  • holographic 3D displays, including “integral imaging” variants;
  • natural immersive environments;
  • total decoupling of “capture” and “display”;
  • novel capture, representation, and display techniques.

One of the goals of the current standardization effort is to decouple the capture function from the display function. This is a very typical requirement for service providers, going back to voice and Internet services: there will be a large pool of end users each opting to choose a distinct Customer Premises Equipment (CPE) device (e.g., phone, PC, fax machine, cell phone, router, 3DTV display); therefore, the service provider needs to utilize an network-intrinsic protocol (encoding, framing, addressing, etc.) that can then be utilized by the end device to create its own internal representation, as needed. The same applies to 3DTV.
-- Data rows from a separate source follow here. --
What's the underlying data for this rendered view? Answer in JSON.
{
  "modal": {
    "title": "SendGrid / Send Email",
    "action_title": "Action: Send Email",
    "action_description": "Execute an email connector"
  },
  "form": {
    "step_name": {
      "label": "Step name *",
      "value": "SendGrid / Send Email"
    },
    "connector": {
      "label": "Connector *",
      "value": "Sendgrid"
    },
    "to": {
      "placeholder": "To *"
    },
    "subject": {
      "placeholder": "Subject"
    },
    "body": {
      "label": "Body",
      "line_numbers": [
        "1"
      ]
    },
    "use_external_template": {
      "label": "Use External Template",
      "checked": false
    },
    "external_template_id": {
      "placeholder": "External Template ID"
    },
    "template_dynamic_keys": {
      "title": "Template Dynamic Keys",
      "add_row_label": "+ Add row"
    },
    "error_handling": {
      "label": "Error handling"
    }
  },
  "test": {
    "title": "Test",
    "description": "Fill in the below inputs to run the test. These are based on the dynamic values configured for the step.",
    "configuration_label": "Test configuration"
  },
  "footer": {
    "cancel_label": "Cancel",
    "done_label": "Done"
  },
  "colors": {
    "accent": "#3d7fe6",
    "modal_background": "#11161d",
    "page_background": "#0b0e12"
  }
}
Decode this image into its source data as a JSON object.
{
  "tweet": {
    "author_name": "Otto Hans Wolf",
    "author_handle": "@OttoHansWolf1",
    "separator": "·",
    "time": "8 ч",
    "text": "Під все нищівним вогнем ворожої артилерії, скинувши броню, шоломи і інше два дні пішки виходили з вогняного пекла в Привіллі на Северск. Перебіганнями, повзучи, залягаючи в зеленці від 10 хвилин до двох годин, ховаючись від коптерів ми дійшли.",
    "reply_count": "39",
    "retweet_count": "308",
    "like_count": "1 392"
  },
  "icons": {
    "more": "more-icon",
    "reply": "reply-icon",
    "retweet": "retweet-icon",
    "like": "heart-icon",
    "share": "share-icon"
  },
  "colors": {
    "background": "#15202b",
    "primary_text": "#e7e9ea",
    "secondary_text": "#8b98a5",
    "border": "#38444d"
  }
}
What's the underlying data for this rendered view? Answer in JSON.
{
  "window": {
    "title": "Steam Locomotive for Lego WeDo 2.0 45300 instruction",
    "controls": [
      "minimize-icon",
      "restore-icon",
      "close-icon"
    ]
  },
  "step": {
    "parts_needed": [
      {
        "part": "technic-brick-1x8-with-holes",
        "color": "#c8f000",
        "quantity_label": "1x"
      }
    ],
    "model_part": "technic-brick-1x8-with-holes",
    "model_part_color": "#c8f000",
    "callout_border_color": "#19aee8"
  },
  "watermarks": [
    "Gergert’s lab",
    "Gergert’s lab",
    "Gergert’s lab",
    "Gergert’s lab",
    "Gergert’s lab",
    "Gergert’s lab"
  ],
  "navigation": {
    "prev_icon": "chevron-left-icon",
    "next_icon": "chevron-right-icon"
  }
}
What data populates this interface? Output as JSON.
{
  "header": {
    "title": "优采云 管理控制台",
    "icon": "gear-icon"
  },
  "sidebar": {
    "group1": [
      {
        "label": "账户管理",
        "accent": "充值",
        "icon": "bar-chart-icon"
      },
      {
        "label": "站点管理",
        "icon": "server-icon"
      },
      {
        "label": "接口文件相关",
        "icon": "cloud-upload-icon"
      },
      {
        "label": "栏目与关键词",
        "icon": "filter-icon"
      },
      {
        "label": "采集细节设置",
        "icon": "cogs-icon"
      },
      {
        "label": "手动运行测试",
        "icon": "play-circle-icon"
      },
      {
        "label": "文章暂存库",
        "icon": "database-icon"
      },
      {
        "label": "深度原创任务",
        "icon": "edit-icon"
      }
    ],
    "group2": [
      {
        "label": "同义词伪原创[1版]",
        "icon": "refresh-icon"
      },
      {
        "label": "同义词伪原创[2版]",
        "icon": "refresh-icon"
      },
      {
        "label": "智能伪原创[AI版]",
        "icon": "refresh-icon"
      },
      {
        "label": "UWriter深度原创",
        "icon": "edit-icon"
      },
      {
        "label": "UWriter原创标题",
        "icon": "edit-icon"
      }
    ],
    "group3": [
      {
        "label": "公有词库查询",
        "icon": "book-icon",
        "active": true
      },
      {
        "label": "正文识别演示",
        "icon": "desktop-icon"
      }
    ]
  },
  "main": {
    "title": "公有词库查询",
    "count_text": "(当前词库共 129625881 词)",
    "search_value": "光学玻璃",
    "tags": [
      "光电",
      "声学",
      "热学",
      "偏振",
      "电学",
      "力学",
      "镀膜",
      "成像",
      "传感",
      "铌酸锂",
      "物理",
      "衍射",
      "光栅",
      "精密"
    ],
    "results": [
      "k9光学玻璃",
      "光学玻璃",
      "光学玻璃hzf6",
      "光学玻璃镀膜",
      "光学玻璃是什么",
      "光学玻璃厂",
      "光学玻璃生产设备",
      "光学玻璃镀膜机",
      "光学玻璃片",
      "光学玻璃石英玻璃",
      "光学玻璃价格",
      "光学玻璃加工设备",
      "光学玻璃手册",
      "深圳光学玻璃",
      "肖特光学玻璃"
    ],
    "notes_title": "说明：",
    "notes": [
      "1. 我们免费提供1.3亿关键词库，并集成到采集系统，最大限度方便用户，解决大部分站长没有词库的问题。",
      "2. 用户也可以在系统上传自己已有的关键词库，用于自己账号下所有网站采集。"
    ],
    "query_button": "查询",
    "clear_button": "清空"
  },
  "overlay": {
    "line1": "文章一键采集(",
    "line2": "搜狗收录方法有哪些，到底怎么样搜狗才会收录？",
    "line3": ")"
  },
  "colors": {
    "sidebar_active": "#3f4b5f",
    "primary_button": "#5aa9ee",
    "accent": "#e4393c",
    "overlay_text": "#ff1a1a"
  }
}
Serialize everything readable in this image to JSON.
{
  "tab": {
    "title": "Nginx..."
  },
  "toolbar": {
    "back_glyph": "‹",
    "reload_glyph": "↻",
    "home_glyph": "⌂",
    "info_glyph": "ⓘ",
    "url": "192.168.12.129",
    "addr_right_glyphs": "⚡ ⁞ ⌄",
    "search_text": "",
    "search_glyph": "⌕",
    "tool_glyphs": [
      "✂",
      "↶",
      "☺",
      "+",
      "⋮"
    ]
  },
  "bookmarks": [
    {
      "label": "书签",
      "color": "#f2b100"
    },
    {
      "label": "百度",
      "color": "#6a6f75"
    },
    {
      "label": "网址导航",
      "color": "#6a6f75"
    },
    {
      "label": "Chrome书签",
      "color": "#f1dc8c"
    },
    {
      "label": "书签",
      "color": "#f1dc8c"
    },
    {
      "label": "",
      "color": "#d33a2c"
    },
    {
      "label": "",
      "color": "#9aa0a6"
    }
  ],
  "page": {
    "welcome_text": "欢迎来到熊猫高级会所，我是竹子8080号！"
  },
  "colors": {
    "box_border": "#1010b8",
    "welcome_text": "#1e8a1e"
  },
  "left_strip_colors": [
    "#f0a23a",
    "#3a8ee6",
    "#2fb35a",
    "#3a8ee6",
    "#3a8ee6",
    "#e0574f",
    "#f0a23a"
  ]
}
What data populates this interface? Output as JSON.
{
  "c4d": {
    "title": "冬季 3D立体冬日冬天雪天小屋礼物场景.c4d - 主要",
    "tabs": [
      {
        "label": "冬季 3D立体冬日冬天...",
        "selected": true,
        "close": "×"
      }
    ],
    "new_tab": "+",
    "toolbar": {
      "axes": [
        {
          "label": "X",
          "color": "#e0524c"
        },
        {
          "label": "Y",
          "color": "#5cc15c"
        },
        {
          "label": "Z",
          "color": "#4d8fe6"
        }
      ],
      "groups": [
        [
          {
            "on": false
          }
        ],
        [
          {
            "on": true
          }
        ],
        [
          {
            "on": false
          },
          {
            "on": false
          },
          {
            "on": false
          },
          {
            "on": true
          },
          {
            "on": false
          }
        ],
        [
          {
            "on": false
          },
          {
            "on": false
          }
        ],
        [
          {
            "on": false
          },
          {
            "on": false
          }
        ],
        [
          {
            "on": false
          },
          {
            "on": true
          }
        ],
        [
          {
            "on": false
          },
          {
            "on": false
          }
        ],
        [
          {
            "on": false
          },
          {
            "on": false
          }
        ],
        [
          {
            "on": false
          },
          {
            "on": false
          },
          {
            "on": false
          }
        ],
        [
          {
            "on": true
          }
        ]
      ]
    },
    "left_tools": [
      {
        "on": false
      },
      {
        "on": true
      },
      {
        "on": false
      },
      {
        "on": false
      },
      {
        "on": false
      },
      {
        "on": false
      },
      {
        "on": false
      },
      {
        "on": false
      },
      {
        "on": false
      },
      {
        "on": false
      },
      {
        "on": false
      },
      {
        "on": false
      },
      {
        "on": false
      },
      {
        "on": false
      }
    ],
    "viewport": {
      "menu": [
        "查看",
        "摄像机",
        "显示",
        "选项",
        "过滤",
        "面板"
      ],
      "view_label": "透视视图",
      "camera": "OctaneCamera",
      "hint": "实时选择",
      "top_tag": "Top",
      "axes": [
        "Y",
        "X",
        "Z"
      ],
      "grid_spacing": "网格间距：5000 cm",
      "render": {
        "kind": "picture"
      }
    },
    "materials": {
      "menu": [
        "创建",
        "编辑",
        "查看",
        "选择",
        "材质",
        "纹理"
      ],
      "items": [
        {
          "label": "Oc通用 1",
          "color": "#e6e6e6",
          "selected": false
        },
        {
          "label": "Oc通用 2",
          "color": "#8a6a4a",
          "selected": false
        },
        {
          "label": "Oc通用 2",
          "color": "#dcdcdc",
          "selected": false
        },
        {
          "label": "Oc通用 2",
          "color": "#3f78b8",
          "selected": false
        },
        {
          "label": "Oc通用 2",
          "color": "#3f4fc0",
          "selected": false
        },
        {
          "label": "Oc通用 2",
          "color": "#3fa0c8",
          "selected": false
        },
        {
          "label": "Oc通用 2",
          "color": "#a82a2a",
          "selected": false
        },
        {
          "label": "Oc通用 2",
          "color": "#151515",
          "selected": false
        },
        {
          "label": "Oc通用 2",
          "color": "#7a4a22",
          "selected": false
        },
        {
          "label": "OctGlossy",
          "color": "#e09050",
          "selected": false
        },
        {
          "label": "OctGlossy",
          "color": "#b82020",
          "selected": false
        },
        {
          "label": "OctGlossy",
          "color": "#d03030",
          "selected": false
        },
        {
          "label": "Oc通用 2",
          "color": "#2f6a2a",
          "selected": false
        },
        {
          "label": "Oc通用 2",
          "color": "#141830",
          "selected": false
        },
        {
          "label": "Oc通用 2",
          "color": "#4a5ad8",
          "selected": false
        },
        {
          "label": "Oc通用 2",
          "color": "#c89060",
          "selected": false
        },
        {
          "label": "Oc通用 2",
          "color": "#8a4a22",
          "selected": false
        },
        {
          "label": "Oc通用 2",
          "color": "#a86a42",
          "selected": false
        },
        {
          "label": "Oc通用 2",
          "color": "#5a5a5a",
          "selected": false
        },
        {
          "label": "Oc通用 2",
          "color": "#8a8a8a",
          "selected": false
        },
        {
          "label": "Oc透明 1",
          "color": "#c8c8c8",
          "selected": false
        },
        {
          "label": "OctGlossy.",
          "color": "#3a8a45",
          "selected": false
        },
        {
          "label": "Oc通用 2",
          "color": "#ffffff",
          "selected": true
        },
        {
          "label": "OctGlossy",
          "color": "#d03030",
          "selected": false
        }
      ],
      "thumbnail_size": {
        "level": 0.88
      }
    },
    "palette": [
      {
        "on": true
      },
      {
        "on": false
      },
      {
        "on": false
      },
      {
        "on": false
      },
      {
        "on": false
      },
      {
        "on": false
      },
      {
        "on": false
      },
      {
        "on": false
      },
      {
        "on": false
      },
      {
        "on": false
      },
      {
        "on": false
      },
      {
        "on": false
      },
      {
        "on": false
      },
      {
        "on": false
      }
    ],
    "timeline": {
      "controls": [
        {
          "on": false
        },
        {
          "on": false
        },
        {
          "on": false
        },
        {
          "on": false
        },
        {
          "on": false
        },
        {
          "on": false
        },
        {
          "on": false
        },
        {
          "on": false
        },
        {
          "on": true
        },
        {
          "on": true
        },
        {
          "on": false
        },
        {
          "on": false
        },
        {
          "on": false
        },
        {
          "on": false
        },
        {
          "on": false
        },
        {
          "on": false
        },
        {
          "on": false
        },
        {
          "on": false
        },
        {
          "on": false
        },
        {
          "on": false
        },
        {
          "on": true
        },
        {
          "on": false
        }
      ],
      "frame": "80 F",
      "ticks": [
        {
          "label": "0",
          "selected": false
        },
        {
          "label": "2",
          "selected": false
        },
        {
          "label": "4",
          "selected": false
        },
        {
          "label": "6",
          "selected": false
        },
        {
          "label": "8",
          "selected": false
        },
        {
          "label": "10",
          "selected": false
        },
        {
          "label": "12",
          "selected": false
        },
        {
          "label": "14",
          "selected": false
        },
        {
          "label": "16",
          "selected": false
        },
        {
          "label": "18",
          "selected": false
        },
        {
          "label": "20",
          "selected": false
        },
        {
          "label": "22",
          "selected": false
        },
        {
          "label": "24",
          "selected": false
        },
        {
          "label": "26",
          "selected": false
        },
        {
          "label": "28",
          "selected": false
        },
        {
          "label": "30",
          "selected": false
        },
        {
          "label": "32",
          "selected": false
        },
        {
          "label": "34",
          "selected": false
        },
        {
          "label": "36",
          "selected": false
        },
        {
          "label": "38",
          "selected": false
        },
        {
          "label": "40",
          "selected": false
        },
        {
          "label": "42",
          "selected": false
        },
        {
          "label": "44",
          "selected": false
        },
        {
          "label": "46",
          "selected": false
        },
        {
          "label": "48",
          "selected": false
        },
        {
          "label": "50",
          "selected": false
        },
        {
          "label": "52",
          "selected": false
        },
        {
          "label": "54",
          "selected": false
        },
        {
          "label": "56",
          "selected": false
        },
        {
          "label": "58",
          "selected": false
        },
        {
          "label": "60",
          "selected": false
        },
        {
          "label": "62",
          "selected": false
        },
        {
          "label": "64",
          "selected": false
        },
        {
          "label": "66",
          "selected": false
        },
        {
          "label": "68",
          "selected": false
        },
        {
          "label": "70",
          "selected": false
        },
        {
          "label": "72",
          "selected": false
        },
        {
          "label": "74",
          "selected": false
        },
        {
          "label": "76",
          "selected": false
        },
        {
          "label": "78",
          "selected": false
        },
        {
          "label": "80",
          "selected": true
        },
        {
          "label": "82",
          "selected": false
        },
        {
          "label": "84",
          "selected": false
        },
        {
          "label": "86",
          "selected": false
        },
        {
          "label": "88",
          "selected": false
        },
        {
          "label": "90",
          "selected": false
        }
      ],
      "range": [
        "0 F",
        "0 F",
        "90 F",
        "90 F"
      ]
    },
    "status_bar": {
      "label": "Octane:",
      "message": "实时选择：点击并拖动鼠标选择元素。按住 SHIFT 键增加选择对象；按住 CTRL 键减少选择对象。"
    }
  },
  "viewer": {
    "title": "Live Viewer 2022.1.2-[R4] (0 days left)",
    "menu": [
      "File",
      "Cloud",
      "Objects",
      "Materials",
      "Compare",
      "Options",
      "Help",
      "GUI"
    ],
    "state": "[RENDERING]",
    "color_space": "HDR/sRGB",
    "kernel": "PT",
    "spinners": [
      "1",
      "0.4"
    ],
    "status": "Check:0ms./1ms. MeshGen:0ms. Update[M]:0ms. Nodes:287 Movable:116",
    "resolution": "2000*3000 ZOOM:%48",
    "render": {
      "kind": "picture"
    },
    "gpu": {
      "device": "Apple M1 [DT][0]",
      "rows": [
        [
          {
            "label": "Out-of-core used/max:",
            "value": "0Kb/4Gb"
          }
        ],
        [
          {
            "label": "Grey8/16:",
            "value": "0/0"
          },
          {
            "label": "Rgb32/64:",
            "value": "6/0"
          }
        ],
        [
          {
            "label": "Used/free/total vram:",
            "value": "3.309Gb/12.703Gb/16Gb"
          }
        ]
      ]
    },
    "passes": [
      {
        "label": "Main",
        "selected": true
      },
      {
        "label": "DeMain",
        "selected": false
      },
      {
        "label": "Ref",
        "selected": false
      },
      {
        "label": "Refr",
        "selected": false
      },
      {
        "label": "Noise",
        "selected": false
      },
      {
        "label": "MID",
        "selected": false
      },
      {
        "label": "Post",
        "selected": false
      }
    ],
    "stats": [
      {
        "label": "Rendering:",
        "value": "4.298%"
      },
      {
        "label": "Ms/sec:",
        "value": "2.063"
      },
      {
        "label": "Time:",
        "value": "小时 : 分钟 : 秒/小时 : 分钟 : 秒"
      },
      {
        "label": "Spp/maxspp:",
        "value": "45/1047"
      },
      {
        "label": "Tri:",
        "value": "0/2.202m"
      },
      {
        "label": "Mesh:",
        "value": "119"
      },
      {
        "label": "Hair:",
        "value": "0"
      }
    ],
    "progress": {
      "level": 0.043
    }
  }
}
As noted in Chapter 1, there is a lot of interest shown in this topic by the industry and standards body. The MPEG of ISO/IEC is working on a coding format for 3DV. Standards are the key to cost-effective deployment of a technology. Examples of video-related standards include the Beta-VHS (Video Home System) and the HD DVD–Blu-ray controversies.  SMPTE is working on some of the key standards needed to deliver 3D to the home. As far back as 2003, a 3D Consortium with 70 partner organizations had been founded in Japan and, more recently, four new activities have been started: the [email protected] Consortium, the SMPTE 3D Home Entertainment Task Force, the Rapporteur Group on 3DTV of ITU-R Study Group 6, and the TM-3D-SM group of DVB. It will probably be somewhere around 2012 by the time there
will be an interoperable standard available in consumer systems to handle all the delivery mechanisms for 3DTV.

At a broad level and in the context of 3DTV, the following major initiatives had been undertaken at press time:

  • MPEG: standardizing multi-view and 3DV coding;
  • DVB: standardizing of digital video transmission to TVs and mobile devices;
  • SMPTE: standardizing 3D delivery to the home;
  • ITU-T: standardizing user experience of multimedia content;
  • VQEG (Video Quality Experts Group): standardizing of objective video quality assessment.

There is a pragmatic possibility that in the short term, equipment providers may have to support a number of formats for stereo 3D content. The ideal approach for stereoscopic 3DTV is to provide sequential left and right frames at twice the chosen viewing rate. However, because broadcasters and some devices may lack transport/interface bandwidth for that approach, a number of alternatives may also be used (at least in the short term). Broadcasters appear to be focusing on top/bottom interleaving; however, trials are still ongoing to examine other approaches that involve some form of compression including checkerboard, sideby-side, or interleaved rows or columns.